> On 21/02/2017 23:13, Job Snijders wrote:
> > On Tue, Feb 21, 2017 at 02:11:15PM +1300, Brian E Carpenter wrote:
> >> On 21/02/2017 13:19, Job Snijders wrote:
> >>> On Thu, Feb 16, 2017 at 09:40:01AM +0100, otroan@employees.org wrote:
> >>>> There are many reasons for the 64 bit boundary.
> >>>> - Allowing identifier locator split: 8+8 / GSE that led to ILNP and NPT66
> >>>
> >>> Irrelevant.
> >>
> >> Not really. They are both running code. You may not want them in
> >> *your* network but that isn't the point. Some people want them.
> >>
> >> And there is a lot of other running code too, not just SLAAC which is
> >> mandatory to implement in every IPv6 host. So this actually trumps all
> >> the other arguments: it's 64 bits because it's 64 bits.
> > 
> > When someone utters the phrase "it is X because it is X", the rhetorical
> > imperative seems to be to dismiss further conversation (perhaps any
> > internal dialogue as well, which may be the primary purpose). "It is
> > what it is" therefore, there’s nothing more to be said about it...
> > 
> > Except when it's not 64 bits?
> 
> That wasn't quite my intention. I just wanted to underline that
> (like it or not) it was set at 64 bits many years ago and a lot
> has been built on that.
> 
> ...
> > I've looked at all configured IPv6 addresses on AS 2914 equipment.
> > Interestingly enough, the below table is a reflection of not only NTT's
> > own addressing, and (since AS2914's core function is to connect networks
> > to each other) also of its peers and customers. In the end, whatever
> > makes the thing work is the thing that will be configured.
> > 
> > 	/127 - 22%
> > 	/126 - 52%
> > 	/125 - 0,9%
> > 	/124 - 0,5%
> > 	/120 - 0,04%
> > 	/112 - 0,02%
> > 	/64  - 23%
> 
> Thanks, that's interesting. So 23% of the devices might have 
> RFC4291-compliant IIDs. The others are configured with 128 bit
> IPv6 addresses. Is that correct?

The percentage is not the percentage of devices, but the percentage of
interconnections.
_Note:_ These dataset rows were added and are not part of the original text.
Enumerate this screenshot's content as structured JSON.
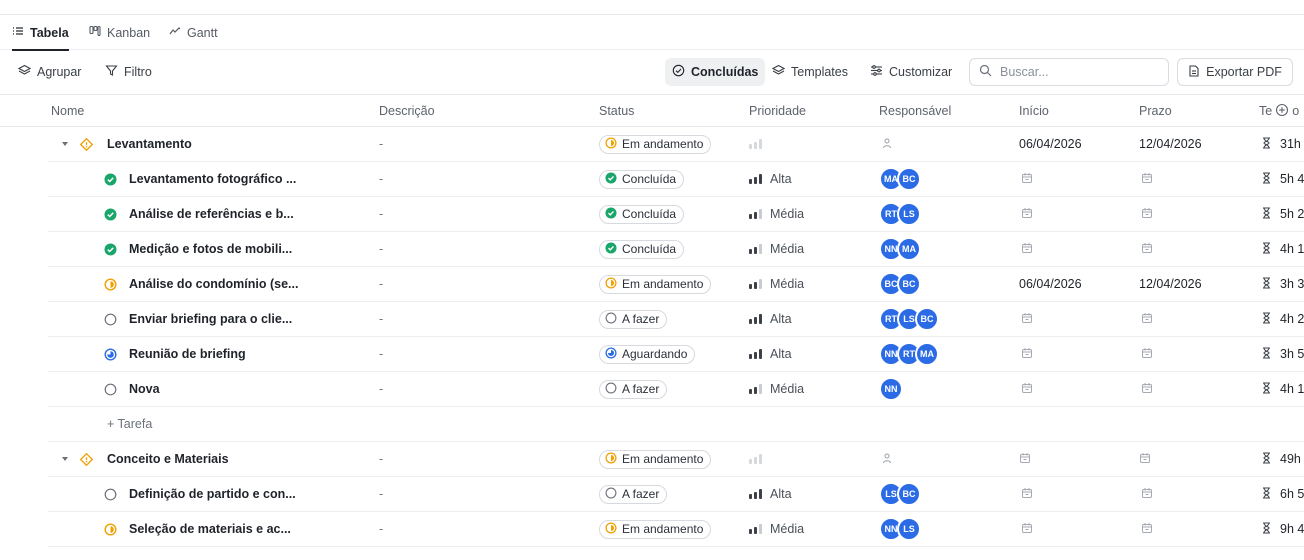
{
  "view_tabs": [
    {
      "label": "Tabela",
      "icon": "list-icon",
      "active": true
    },
    {
      "label": "Kanban",
      "icon": "kanban-icon",
      "active": false
    },
    {
      "label": "Gantt",
      "icon": "gantt-icon",
      "active": false
    }
  ],
  "toolbar": {
    "group_label": "Agrupar",
    "filter_label": "Filtro",
    "completed_label": "Concluídas",
    "templates_label": "Templates",
    "customize_label": "Customizar",
    "search_placeholder": "Buscar...",
    "export_label": "Exportar PDF"
  },
  "columns": {
    "name": "Nome",
    "description": "Descrição",
    "status": "Status",
    "priority": "Prioridade",
    "assignee": "Responsável",
    "start": "Início",
    "due": "Prazo",
    "time": "Te"
  },
  "colors": {
    "accent": "#2b6be6",
    "done": "#1aa66b",
    "in_progress": "#f0a000",
    "waiting": "#2b6be6",
    "todo": "#8a9099",
    "group": "#f0a000"
  },
  "add_task_label": "+ Tarefa",
  "groups": [
    {
      "name": "Levantamento",
      "description": "-",
      "status": "Em andamento",
      "start": "06/04/2026",
      "due": "12/04/2026",
      "time": "31h",
      "tasks": [
        {
          "name": "Levantamento fotográfico ...",
          "description": "-",
          "status": "Concluída",
          "status_key": "done",
          "priority": "Alta",
          "priority_key": "alta",
          "assignees": [
            "MA",
            "BC"
          ],
          "start": "",
          "due": "",
          "time": "5h 4"
        },
        {
          "name": "Análise de referências e b...",
          "description": "-",
          "status": "Concluída",
          "status_key": "done",
          "priority": "Média",
          "priority_key": "media",
          "assignees": [
            "RT",
            "LS"
          ],
          "start": "",
          "due": "",
          "time": "5h 2"
        },
        {
          "name": "Medição e fotos de mobili...",
          "description": "-",
          "status": "Concluída",
          "status_key": "done",
          "priority": "Média",
          "priority_key": "media",
          "assignees": [
            "NN",
            "MA"
          ],
          "start": "",
          "due": "",
          "time": "4h 1"
        },
        {
          "name": "Análise do condomínio (se...",
          "description": "-",
          "status": "Em andamento",
          "status_key": "progress",
          "priority": "Média",
          "priority_key": "media",
          "assignees": [
            "BC",
            "BC"
          ],
          "start": "06/04/2026",
          "due": "12/04/2026",
          "time": "3h 3"
        },
        {
          "name": "Enviar briefing para o clie...",
          "description": "-",
          "status": "A fazer",
          "status_key": "todo",
          "priority": "Alta",
          "priority_key": "alta",
          "assignees": [
            "RT",
            "LS",
            "BC"
          ],
          "start": "",
          "due": "",
          "time": "4h 2"
        },
        {
          "name": "Reunião de briefing",
          "description": "-",
          "status": "Aguardando",
          "status_key": "waiting",
          "priority": "Alta",
          "priority_key": "alta",
          "assignees": [
            "NN",
            "RT",
            "MA"
          ],
          "start": "",
          "due": "",
          "time": "3h 5"
        },
        {
          "name": "Nova",
          "description": "-",
          "status": "A fazer",
          "status_key": "todo",
          "priority": "Média",
          "priority_key": "media",
          "assignees": [
            "NN"
          ],
          "start": "",
          "due": "",
          "time": "4h 1"
        }
      ]
    },
    {
      "name": "Conceito e Materiais",
      "description": "-",
      "status": "Em andamento",
      "start": "",
      "due": "",
      "time": "49h",
      "tasks": [
        {
          "name": "Definição de partido e con...",
          "description": "-",
          "status": "A fazer",
          "status_key": "todo",
          "priority": "Alta",
          "priority_key": "alta",
          "assignees": [
            "LS",
            "BC"
          ],
          "start": "",
          "due": "",
          "time": "6h 5"
        },
        {
          "name": "Seleção de materiais e ac...",
          "description": "-",
          "status": "Em andamento",
          "status_key": "progress",
          "priority": "Média",
          "priority_key": "media",
          "assignees": [
            "NN",
            "LS"
          ],
          "start": "",
          "due": "",
          "time": "9h 4"
        }
      ]
    }
  ]
}
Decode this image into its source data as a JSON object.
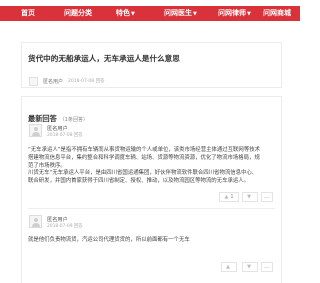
{
  "nav": {
    "items": [
      {
        "label": "首页",
        "caret": ""
      },
      {
        "label": "问题分类",
        "caret": ""
      },
      {
        "label": "特色",
        "caret": "▼"
      },
      {
        "label": "问网医生",
        "caret": "▼"
      },
      {
        "label": "问网律师",
        "caret": "▼"
      },
      {
        "label": "问网商城",
        "caret": ""
      }
    ]
  },
  "question": {
    "title": "货代中的无船承运人，无车承运人是什么意思",
    "user": "匿名用户",
    "date": "2018-07-08 回答"
  },
  "answers_section": {
    "label": "最新回答",
    "count": "（1条回答）"
  },
  "answers": [
    {
      "user": "匿名用户",
      "date": "2018-07-08 回答",
      "lines": [
        "“无车承运人”是指不拥有车辆而从事货物运输的个人或单位，该类市场经营主体通过互联网等技术",
        "搭建物流信息平台，集约整合和科学调度车辆、站场、货源等物流资源，优化了物流市场格局，规",
        "范了市场秩序。",
        "川货无车“无车承运人平台，是由四川省国运通集团，好伙伴物流软件联合四川省物流信息中心、",
        "联合研发，并国内首家获得于四川省制定、授权、推动，以及物流园区等物流的无车承运人。"
      ],
      "up": "1",
      "down": ""
    },
    {
      "user": "匿名用户",
      "date": "2018-07-09 回答",
      "lines": [
        "就是他们负责物流货，汽运公司代理货货的，所以前面都有一个无车"
      ],
      "up": "",
      "down": ""
    }
  ],
  "icons": {
    "up": "thumb-up-icon",
    "down": "thumb-down-icon",
    "more": "more-icon"
  },
  "colors": {
    "nav_bg": "#d9323a",
    "nav_text": "#ffffff"
  }
}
In all instances the addresses are staticly
configured.

Back to my example from earlier, to make sure we are on the same page,
this is output from a standard Linux machine:

    job@tardis:~$ sudo ip -6 addr add 2001:728:1808:1::21/126 dev eth1
    job@tardis:~$ sudo ip -6 addr show dev eth1
    3: eth1: <BROADCAST,MULTICAST,UP,LOWER_UP> mtu 1500 qlen 1000
        inet6 2001:728:1808:1::21/126 scope global
           valid_lft forever preferred_lft forever
        inet6 fe80::20d:b9ff:fe41:d4f5/64 scope link
           valid_lft forever preferred_lft forever
    job@tardis:~$ 

Most network engineers would call the above example "configuring a /126
on an interface" - but am I understanding correctly that in your
taxonomy you would call this "configuring a 128 bit IPv6 address"?

> That being so, perhaps the words that are missing are
> "The IID length requirement does not apply to interfaces that
> are explicitly configured with 128 bit addresses." Because the
> requirement is meaningless for such interfaces.

The terminology might confuse some people, as in common language when
one configures "a /128", or 'a 128 bit address', it usually means you
are configuring something like a loopback address.

Perhaps:

    "The IID length requirement does not apply to interfaces that are
    explicitly configured without autoconfiguration."

(perhaps even remove the word 'explicitly')

    "The IID length requirement does not apply to interfaces that are
    configured without autoconfiguration."

Kind regards,

Job